OVERLAND PARK, Kan. — Police complain they’re getting a lot of accidental phone calls for help, and it’s become a distraction.
A spokesperson for Overland Park police said the calls seem to be coming from Apple Watch users, who frequently graze against the watch’s touchscreen or large buttons on the side. Most of the time, those users are unaware they’ve called police until the call has been answered.
“What happens is while people are moving around in their sleep or exercising, they’ll get the Apple Watch into the emergency mode. Without knowing it, the watch will actually call 911,” Overland Park Police Capt. Jim Sutterby said.
Sutterby said when dispatchers call the accidental callers back, they sometimes claim their Apple Watch triggered the call. Dispatchers are required to return calls that result in the caller hanging up or remaining silent.
The unwanted calls distract emergency dispatchers and take away resources meant for actual emergencies. Sutterby said Overland Park’s 911 center gets around 250 calls per hour.
Tech experts FOX4 spoke with said this is common. Jae Reynolds, manager at the Mobile Revive store in Westport, said he advises customers to buy a protective case for their Apple Watches. That provides protection for those knobs and buttons.
Reynolds said there’s also the option of turning off the iPhone’s SOS function. That can be done within the connected iPhone’s settings.

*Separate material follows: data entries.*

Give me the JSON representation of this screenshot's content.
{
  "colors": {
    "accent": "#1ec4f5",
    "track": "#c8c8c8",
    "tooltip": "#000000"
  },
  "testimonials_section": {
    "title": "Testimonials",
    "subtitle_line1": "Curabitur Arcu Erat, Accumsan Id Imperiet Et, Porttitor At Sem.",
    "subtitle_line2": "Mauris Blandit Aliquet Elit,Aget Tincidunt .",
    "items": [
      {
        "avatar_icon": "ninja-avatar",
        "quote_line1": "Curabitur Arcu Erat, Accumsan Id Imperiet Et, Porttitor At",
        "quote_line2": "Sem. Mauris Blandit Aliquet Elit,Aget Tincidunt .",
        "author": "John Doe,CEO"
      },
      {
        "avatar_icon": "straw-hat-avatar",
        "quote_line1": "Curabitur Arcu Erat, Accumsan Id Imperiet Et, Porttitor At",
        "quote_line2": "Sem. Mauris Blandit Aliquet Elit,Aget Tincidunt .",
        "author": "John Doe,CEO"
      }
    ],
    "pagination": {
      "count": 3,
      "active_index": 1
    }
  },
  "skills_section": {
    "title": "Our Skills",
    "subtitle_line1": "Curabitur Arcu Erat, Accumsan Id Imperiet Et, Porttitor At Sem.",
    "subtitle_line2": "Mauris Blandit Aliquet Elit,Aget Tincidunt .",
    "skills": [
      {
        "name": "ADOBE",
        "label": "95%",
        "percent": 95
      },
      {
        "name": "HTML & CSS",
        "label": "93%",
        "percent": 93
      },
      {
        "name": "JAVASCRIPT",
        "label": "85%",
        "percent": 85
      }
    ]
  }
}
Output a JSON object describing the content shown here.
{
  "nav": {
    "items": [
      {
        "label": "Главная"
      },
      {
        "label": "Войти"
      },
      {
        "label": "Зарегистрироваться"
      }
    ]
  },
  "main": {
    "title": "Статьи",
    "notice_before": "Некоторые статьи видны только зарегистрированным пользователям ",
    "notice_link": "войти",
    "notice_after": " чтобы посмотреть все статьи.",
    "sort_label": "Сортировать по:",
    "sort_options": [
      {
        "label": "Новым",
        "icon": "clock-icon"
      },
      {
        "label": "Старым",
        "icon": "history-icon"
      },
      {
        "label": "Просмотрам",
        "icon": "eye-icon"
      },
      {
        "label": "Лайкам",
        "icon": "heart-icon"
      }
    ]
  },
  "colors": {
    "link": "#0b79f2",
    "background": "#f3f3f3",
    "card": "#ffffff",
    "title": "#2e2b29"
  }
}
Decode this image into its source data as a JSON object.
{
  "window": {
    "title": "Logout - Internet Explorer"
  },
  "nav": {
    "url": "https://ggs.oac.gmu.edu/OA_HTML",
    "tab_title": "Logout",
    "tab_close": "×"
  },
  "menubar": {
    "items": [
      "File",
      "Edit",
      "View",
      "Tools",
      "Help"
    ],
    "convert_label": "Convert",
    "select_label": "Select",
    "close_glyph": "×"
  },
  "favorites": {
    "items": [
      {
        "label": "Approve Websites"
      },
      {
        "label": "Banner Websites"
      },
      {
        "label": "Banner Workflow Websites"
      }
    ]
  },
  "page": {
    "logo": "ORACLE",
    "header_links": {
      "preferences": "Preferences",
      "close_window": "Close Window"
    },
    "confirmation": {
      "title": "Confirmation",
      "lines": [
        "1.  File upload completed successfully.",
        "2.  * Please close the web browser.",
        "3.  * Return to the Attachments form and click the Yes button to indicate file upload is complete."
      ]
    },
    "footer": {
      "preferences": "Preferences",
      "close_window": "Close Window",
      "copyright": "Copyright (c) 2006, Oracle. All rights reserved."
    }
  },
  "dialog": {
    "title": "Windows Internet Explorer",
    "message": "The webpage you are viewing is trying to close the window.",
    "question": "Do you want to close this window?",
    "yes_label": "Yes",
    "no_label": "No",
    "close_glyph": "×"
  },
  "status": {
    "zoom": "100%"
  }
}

“Once you have it on, it’s easy to hit a setting on there because you’re constantly moving around with it, in and out of your pocket. Things like that. It’s easy to call someone on accident,” Reynolds said.
FOX4 reached out to Apple. The company said it wasn’t familiar with this problem, but the Emergency SOS function has been useful in life-threatening situations.
Sutterby advises callers who accidentally call 911 not to hang up; just advise the dispatcher of the accidental call instead.